(Items listed in a dataset)
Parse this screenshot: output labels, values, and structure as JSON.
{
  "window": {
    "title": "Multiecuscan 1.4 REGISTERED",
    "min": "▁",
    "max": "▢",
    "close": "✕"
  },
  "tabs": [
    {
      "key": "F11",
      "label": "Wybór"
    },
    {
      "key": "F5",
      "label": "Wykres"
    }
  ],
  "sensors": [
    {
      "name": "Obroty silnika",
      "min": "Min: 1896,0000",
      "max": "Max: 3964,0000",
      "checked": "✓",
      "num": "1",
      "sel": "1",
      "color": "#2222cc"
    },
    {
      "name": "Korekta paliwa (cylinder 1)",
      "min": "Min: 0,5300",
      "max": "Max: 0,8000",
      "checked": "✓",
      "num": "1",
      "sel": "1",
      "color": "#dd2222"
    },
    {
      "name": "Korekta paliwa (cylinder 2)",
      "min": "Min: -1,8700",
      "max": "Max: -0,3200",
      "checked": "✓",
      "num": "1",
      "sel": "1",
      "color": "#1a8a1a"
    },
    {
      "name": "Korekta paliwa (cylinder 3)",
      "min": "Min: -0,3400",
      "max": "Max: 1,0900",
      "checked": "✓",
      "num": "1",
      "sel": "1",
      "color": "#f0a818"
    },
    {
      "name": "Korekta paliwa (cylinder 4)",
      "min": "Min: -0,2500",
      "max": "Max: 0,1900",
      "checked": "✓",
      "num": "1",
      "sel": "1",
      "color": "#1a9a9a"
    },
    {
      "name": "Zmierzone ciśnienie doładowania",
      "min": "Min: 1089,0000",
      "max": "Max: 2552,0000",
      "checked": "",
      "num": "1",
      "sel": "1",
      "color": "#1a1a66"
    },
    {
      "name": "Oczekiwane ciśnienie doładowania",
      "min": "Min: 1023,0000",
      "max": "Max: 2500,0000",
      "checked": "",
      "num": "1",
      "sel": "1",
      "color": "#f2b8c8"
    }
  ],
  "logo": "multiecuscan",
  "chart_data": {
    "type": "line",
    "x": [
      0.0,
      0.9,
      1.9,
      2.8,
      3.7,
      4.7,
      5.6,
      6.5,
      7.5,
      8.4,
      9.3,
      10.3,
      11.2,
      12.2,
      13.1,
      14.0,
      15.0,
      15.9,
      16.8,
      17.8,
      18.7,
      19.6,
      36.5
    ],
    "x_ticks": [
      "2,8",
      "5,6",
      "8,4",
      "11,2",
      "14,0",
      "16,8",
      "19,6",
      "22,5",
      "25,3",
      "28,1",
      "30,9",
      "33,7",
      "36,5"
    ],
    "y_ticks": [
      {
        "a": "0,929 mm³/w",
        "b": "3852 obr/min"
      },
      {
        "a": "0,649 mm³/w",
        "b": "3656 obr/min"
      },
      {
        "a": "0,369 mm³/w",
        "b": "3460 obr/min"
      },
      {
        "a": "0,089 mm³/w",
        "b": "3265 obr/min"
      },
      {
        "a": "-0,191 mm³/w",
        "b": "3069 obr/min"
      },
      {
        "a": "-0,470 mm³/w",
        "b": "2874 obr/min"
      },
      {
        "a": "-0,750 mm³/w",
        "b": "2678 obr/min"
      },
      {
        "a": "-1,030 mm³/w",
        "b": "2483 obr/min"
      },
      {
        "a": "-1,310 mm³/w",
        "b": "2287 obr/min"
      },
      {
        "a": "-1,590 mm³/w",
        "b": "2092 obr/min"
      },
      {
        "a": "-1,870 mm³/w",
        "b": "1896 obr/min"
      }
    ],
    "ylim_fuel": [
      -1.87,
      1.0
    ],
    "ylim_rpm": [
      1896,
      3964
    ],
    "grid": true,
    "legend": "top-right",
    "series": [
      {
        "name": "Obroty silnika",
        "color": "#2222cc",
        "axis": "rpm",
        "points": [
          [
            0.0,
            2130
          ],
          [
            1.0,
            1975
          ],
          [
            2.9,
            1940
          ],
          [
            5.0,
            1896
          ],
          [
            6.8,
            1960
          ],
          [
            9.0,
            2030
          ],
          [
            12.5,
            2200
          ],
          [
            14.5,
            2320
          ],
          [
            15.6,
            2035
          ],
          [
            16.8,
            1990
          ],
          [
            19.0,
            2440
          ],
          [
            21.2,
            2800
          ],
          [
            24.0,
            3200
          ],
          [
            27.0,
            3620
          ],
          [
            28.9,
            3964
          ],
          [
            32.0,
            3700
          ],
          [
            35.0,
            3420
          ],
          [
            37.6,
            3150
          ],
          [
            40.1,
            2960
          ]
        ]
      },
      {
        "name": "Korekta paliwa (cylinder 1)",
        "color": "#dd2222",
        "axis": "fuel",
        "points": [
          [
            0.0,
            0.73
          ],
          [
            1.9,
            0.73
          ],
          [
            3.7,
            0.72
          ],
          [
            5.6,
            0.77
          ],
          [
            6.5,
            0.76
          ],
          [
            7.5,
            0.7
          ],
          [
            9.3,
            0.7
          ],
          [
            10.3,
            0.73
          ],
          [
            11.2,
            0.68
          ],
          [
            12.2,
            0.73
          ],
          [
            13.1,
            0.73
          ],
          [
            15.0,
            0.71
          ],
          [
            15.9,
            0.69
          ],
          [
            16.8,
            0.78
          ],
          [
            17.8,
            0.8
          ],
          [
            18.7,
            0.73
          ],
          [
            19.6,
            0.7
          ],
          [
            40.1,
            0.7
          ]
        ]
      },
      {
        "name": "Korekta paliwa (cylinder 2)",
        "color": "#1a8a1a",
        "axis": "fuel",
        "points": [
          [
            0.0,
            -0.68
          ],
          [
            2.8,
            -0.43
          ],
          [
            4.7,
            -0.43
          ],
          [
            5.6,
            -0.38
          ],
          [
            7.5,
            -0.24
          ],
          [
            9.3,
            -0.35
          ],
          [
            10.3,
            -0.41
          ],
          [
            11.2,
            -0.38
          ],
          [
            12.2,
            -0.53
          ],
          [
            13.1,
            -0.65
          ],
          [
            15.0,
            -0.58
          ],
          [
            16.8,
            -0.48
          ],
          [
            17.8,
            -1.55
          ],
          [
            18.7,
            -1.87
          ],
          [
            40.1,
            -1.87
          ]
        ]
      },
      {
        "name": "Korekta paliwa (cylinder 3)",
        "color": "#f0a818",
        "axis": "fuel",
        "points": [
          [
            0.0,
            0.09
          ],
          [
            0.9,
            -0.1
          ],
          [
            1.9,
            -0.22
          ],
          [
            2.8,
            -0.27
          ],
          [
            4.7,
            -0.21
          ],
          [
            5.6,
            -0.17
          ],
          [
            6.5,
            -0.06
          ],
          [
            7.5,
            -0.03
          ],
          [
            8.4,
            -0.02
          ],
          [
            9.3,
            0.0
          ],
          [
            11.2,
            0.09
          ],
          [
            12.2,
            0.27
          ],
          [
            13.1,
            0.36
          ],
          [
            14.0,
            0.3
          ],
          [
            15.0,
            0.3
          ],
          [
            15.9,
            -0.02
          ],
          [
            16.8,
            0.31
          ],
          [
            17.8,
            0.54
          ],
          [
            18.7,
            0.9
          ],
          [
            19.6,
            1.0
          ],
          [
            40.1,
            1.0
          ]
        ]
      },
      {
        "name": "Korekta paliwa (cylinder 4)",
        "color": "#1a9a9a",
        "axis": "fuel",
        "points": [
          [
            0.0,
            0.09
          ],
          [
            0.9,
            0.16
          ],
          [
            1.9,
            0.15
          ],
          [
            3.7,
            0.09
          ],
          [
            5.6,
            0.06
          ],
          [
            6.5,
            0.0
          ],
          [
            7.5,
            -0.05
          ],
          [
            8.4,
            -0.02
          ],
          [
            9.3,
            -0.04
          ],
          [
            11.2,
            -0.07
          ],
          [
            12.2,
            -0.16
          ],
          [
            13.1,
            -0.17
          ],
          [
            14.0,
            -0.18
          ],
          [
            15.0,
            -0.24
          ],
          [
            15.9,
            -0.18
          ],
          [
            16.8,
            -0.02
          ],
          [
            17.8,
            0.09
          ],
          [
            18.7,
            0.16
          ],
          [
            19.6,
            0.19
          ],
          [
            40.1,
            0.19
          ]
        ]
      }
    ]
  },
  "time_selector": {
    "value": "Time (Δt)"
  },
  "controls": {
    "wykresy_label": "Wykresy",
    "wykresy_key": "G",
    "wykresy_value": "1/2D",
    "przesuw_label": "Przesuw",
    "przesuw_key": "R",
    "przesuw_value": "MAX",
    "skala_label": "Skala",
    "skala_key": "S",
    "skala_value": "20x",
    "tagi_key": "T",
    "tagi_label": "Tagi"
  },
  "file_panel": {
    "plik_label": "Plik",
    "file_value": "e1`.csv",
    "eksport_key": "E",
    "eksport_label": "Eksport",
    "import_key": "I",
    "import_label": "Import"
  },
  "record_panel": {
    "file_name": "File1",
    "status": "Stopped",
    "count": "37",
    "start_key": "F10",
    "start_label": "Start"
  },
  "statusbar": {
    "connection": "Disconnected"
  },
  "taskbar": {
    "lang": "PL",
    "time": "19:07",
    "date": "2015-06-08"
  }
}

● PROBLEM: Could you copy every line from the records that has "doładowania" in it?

● RESPONSE:
      "name": "Zmierzone ciśnienie doładowania",
      "name": "Oczekiwane ciśnienie doładowania",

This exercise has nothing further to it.